▸ Problem details
Could you set down every record exactly as it appears?

==============================

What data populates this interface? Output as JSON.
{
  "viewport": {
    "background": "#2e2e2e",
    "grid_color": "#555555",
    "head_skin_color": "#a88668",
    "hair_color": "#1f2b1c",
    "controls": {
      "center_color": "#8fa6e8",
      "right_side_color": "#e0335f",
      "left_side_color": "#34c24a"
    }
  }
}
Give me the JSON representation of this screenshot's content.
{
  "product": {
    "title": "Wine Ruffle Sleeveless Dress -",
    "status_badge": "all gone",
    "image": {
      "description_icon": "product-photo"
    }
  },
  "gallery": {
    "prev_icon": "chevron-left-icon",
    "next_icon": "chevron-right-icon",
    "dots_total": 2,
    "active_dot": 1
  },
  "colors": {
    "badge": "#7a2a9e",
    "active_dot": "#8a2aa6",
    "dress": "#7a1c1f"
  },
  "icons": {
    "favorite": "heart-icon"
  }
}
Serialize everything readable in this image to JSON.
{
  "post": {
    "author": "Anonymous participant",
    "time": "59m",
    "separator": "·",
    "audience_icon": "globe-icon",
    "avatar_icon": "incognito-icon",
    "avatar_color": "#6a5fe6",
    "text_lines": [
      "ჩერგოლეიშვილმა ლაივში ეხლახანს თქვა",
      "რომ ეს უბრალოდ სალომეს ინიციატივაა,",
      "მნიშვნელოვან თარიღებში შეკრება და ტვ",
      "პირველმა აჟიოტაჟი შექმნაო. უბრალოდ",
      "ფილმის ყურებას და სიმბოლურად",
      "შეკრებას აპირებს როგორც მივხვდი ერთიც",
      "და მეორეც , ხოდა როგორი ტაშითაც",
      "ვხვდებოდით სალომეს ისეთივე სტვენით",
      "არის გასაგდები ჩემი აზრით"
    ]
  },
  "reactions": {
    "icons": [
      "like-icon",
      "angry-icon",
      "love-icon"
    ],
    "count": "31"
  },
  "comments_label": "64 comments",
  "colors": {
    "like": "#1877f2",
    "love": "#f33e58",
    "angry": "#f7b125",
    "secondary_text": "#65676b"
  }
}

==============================

▸ Task result
What data populates this interface? Output as JSON.
{
  "viewport": {
    "background": "#2e2e2e",
    "grid_color": "#555555",
    "head_skin_color": "#a88668",
    "hair_color": "#1f2b1c",
    "controls": {
      "center_color": "#8fa6e8",
      "right_side_color": "#e0335f",
      "left_side_color": "#34c24a"
    }
  }
}
Give me the JSON representation of this screenshot's content.
{
  "product": {
    "title": "Wine Ruffle Sleeveless Dress -",
    "status_badge": "all gone",
    "image": {
      "description_icon": "product-photo"
    }
  },
  "gallery": {
    "prev_icon": "chevron-left-icon",
    "next_icon": "chevron-right-icon",
    "dots_total": 2,
    "active_dot": 1
  },
  "colors": {
    "badge": "#7a2a9e",
    "active_dot": "#8a2aa6",
    "dress": "#7a1c1f"
  },
  "icons": {
    "favorite": "heart-icon"
  }
}
Serialize everything readable in this image to JSON.
{
  "post": {
    "author": "Anonymous participant",
    "time": "59m",
    "separator": "·",
    "audience_icon": "globe-icon",
    "avatar_icon": "incognito-icon",
    "avatar_color": "#6a5fe6",
    "text_lines": [
      "ჩერგოლეიშვილმა ლაივში ეხლახანს თქვა",
      "რომ ეს უბრალოდ სალომეს ინიციატივაა,",
      "მნიშვნელოვან თარიღებში შეკრება და ტვ",
      "პირველმა აჟიოტაჟი შექმნაო. უბრალოდ",
      "ფილმის ყურებას და სიმბოლურად",
      "შეკრებას აპირებს როგორც მივხვდი ერთიც",
      "და მეორეც , ხოდა როგორი ტაშითაც",
      "ვხვდებოდით სალომეს ისეთივე სტვენით",
      "არის გასაგდები ჩემი აზრით"
    ]
  },
  "reactions": {
    "icons": [
      "like-icon",
      "angry-icon",
      "love-icon"
    ],
    "count": "31"
  },
  "comments_label": "64 comments",
  "colors": {
    "like": "#1877f2",
    "love": "#f33e58",
    "angry": "#f7b125",
    "secondary_text": "#65676b"
  }
}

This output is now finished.